As I began my first day of work in downtown Manhattan and turned onto William Street, where my office is located, I became curious as to where Algernon spent most of his days. Downtown Manhattan remains the city’s financial and professional hub. After searching through the records of the city and the history of Algernon Sydney Sullivan, I realized that it was on the very same street on which I now work where Sullivan first opened his law practice in New York. As I walk down the street, I think of the rich memories and relationship Algernon must have had walking through those same streets, mulling over new cases or his battles with the infamously corrupt Tweed Ring that crippled the municipal government. Early on in my time in New York City I made a relationship with an all-male public school in the Bronx, The Eagle Academy for Young Men. It is the mission of the school to build lifelong leaders within underserved communities. I committed to providing guidance and assistance to a student at the school as he progresses through the college application process.
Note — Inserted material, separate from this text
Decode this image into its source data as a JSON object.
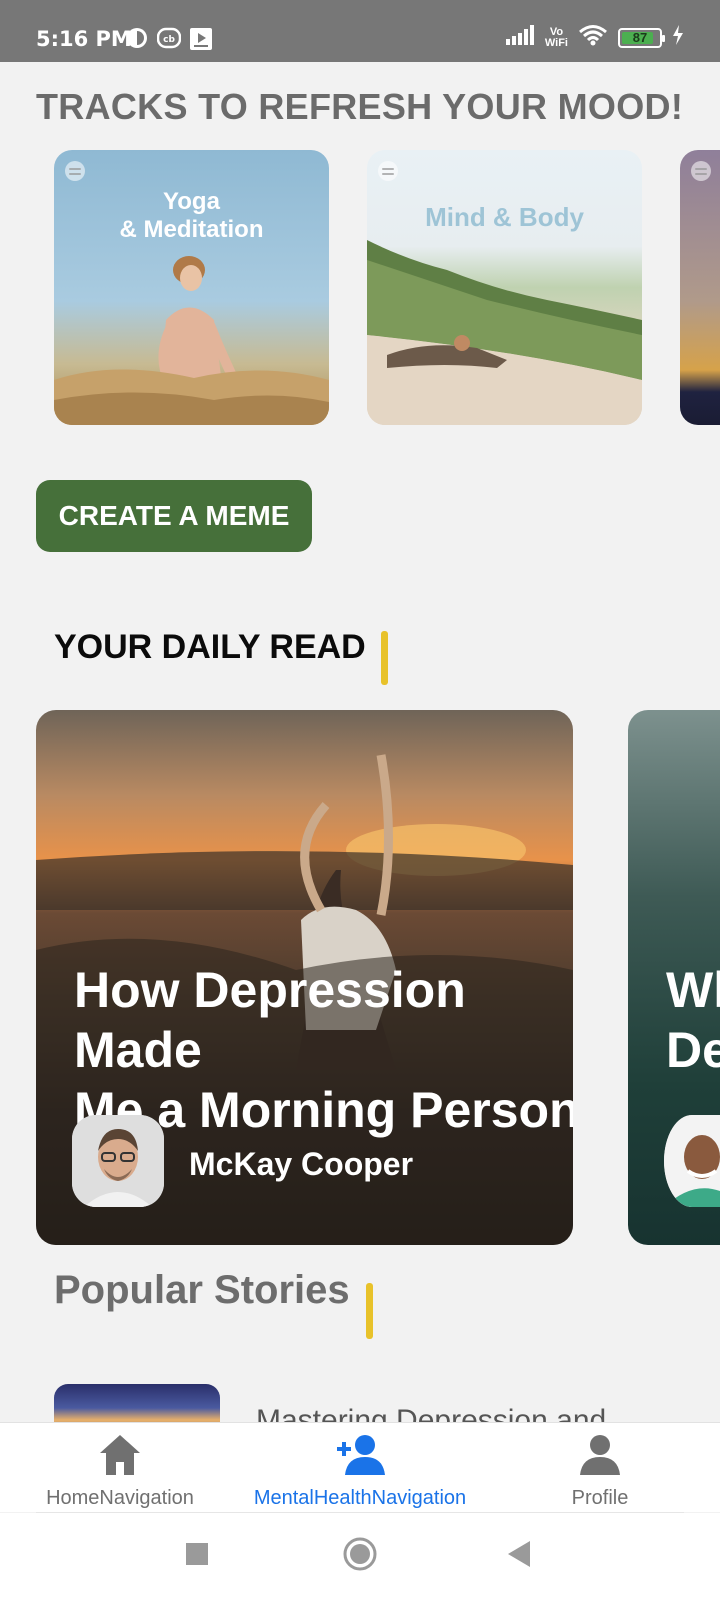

In addition, I have become a certified poll worker through the New York City board of elections. Additionally, like Algernon, I make it a point to continue anonymous acts of kindness to friends and strangers alike every day.
Although the medallion I received is enough reminder for me to remain steadfast in maintaining an aspect of generosity and humility in my life, sharing the same streets and city as Algernon once did provides even greater motivation. It is uncertain what my future holds. This fellowship period officially ends in May and it is unclear whether or not I will find myself continuing in my current role in city government. Regardless, my time in New York City has been extremely transformational, and one I feel blessed to have experienced. As the New Year began, I looked to become more involved in learning about the memory and legacy of Algernon Sydney Sullivan, as well as others leaving a similar mark on the city today. Ultimately, I hope to bring together, and build the network of those who have either received a Sullivan award, or have an interaction with the legacy and memory of Algernon Sydney Sullivan.
I am excited to say that I now feel as though I truly understand what it means to live a life of service. It is important to give selflessly, but equally as important to embrace and appreciate the many beautiful things one receives in doing so. Algernon Sydney Sullivan anonymously gave with great humility and selflessness throughout his life, so it is only fitting that his legacy continues through awards such as the one I received. I am excited to continue playing a part in further honoring that legacy by developing my own life for service; a life of humbly giving and receiving.